[Extracted entries — start]

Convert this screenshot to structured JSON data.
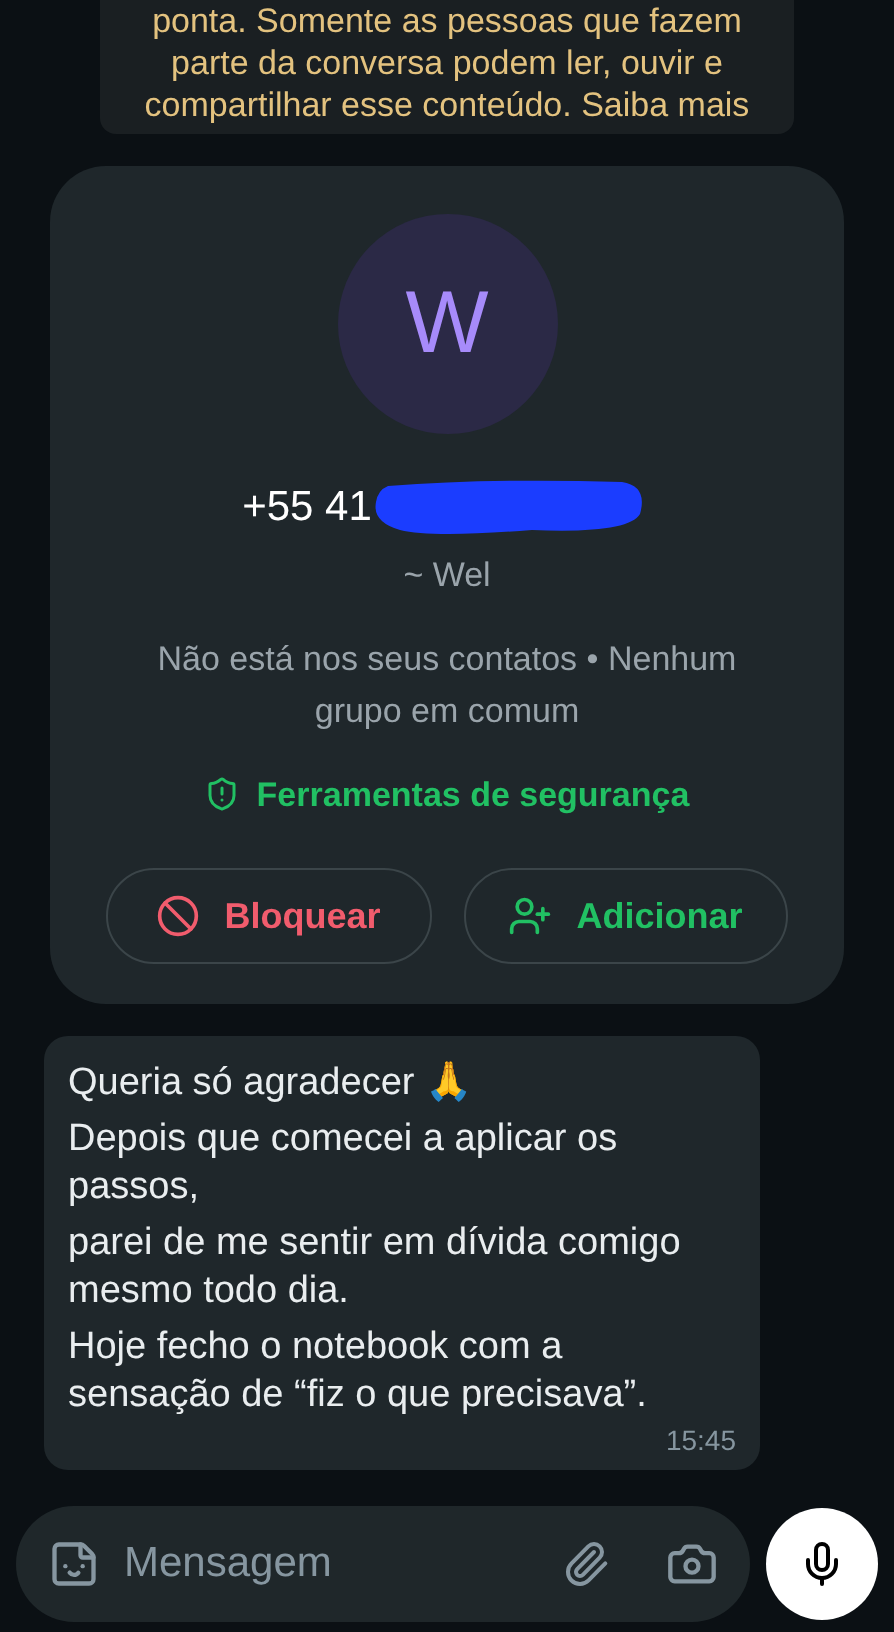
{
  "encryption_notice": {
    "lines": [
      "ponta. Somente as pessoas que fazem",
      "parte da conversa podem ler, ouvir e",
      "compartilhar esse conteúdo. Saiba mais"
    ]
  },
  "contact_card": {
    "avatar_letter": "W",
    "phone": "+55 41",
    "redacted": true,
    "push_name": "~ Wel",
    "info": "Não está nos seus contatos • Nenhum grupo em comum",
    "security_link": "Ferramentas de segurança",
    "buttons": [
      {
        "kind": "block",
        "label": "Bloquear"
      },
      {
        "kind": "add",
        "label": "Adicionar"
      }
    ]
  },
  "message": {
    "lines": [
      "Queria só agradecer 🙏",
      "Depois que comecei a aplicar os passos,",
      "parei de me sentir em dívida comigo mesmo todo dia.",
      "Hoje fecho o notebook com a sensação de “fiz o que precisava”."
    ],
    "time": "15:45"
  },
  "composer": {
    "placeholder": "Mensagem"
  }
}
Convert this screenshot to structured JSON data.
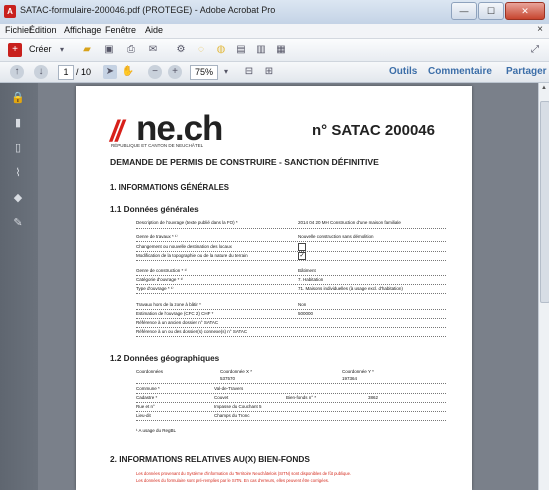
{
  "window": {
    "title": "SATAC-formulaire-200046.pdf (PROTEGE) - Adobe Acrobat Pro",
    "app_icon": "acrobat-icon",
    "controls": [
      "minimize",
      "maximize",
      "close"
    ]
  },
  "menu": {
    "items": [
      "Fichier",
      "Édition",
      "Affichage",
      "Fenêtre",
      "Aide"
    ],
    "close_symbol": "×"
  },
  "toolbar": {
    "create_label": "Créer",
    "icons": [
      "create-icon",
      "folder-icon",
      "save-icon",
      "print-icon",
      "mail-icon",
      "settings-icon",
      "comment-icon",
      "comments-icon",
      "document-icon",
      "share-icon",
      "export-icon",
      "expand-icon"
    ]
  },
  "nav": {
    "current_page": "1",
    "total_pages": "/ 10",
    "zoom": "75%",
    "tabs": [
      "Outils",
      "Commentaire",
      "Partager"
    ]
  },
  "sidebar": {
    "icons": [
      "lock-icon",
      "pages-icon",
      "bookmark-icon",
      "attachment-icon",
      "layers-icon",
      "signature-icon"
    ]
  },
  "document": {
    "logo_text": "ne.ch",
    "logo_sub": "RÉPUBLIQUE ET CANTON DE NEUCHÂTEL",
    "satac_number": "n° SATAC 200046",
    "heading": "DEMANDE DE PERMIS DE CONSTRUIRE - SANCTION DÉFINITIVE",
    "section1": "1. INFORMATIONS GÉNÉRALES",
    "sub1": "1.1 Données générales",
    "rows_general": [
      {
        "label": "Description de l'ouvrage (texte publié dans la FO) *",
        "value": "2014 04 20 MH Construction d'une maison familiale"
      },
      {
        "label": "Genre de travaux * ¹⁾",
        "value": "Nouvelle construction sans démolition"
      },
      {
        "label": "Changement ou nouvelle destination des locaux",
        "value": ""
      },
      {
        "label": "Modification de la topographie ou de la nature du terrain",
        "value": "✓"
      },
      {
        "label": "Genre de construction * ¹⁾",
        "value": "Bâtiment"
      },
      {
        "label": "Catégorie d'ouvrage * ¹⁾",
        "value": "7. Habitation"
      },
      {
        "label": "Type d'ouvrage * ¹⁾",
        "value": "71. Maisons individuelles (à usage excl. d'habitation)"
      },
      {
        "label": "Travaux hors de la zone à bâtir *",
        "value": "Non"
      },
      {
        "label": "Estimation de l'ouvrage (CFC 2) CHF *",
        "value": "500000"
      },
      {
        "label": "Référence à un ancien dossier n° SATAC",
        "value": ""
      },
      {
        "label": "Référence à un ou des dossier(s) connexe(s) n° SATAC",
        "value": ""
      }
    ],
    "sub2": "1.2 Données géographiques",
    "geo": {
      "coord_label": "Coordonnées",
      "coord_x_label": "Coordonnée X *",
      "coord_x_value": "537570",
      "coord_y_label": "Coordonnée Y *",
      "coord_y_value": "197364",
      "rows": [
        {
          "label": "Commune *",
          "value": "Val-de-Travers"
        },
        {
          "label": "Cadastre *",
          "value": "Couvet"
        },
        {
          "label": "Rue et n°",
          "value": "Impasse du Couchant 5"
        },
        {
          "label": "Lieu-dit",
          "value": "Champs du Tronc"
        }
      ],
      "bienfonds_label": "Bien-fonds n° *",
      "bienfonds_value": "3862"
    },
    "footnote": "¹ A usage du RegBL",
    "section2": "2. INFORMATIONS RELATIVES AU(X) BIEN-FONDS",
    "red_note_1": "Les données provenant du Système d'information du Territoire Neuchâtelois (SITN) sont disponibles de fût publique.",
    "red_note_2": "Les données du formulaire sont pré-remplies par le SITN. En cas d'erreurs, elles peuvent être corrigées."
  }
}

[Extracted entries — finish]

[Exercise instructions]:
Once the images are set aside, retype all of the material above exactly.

[Answer box]:
Convert this screenshot to structured JSON data.
{
  "encryption_notice": {
    "lines": [
      "ponta. Somente as pessoas que fazem",
      "parte da conversa podem ler, ouvir e",
      "compartilhar esse conteúdo. Saiba mais"
    ]
  },
  "contact_card": {
    "avatar_letter": "W",
    "phone": "+55 41",
    "redacted": true,
    "push_name": "~ Wel",
    "info": "Não está nos seus contatos • Nenhum grupo em comum",
    "security_link": "Ferramentas de segurança",
    "buttons": [
      {
        "kind": "block",
        "label": "Bloquear"
      },
      {
        "kind": "add",
        "label": "Adicionar"
      }
    ]
  },
  "message": {
    "lines": [
      "Queria só agradecer 🙏",
      "Depois que comecei a aplicar os passos,",
      "parei de me sentir em dívida comigo mesmo todo dia.",
      "Hoje fecho o notebook com a sensação de “fiz o que precisava”."
    ],
    "time": "15:45"
  },
  "composer": {
    "placeholder": "Mensagem"
  }
}
Convert this screenshot to structured JSON data.
{
  "window": {
    "title": "SATAC-formulaire-200046.pdf (PROTEGE) - Adobe Acrobat Pro",
    "app_icon": "acrobat-icon",
    "controls": [
      "minimize",
      "maximize",
      "close"
    ]
  },
  "menu": {
    "items": [
      "Fichier",
      "Édition",
      "Affichage",
      "Fenêtre",
      "Aide"
    ],
    "close_symbol": "×"
  },
  "toolbar": {
    "create_label": "Créer",
    "icons": [
      "create-icon",
      "folder-icon",
      "save-icon",
      "print-icon",
      "mail-icon",
      "settings-icon",
      "comment-icon",
      "comments-icon",
      "document-icon",
      "share-icon",
      "export-icon",
      "expand-icon"
    ]
  },
  "nav": {
    "current_page": "1",
    "total_pages": "/ 10",
    "zoom": "75%",
    "tabs": [
      "Outils",
      "Commentaire",
      "Partager"
    ]
  },
  "sidebar": {
    "icons": [
      "lock-icon",
      "pages-icon",
      "bookmark-icon",
      "attachment-icon",
      "layers-icon",
      "signature-icon"
    ]
  },
  "document": {
    "logo_text": "ne.ch",
    "logo_sub": "RÉPUBLIQUE ET CANTON DE NEUCHÂTEL",
    "satac_number": "n° SATAC 200046",
    "heading": "DEMANDE DE PERMIS DE CONSTRUIRE - SANCTION DÉFINITIVE",
    "section1": "1. INFORMATIONS GÉNÉRALES",
    "sub1": "1.1 Données générales",
    "rows_general": [
      {
        "label": "Description de l'ouvrage (texte publié dans la FO) *",
        "value": "2014 04 20 MH Construction d'une maison familiale"
      },
      {
        "label": "Genre de travaux * ¹⁾",
        "value": "Nouvelle construction sans démolition"
      },
      {
        "label": "Changement ou nouvelle destination des locaux",
        "value": ""
      },
      {
        "label": "Modification de la topographie ou de la nature du terrain",
        "value": "✓"
      },
      {
        "label": "Genre de construction * ¹⁾",
        "value": "Bâtiment"
      },
      {
        "label": "Catégorie d'ouvrage * ¹⁾",
        "value": "7. Habitation"
      },
      {
        "label": "Type d'ouvrage * ¹⁾",
        "value": "71. Maisons individuelles (à usage excl. d'habitation)"
      },
      {
        "label": "Travaux hors de la zone à bâtir *",
        "value": "Non"
      },
      {
        "label": "Estimation de l'ouvrage (CFC 2) CHF *",
        "value": "500000"
      },
      {
        "label": "Référence à un ancien dossier n° SATAC",
        "value": ""
      },
      {
        "label": "Référence à un ou des dossier(s) connexe(s) n° SATAC",
        "value": ""
      }
    ],
    "sub2": "1.2 Données géographiques",
    "geo": {
      "coord_label": "Coordonnées",
      "coord_x_label": "Coordonnée X *",
      "coord_x_value": "537570",
      "coord_y_label": "Coordonnée Y *",
      "coord_y_value": "197364",
      "rows": [
        {
          "label": "Commune *",
          "value": "Val-de-Travers"
        },
        {
          "label": "Cadastre *",
          "value": "Couvet"
        },
        {
          "label": "Rue et n°",
          "value": "Impasse du Couchant 5"
        },
        {
          "label": "Lieu-dit",
          "value": "Champs du Tronc"
        }
      ],
      "bienfonds_label": "Bien-fonds n° *",
      "bienfonds_value": "3862"
    },
    "footnote": "¹ A usage du RegBL",
    "section2": "2. INFORMATIONS RELATIVES AU(X) BIEN-FONDS",
    "red_note_1": "Les données provenant du Système d'information du Territoire Neuchâtelois (SITN) sont disponibles de fût publique.",
    "red_note_2": "Les données du formulaire sont pré-remplies par le SITN. En cas d'erreurs, elles peuvent être corrigées."
  }
}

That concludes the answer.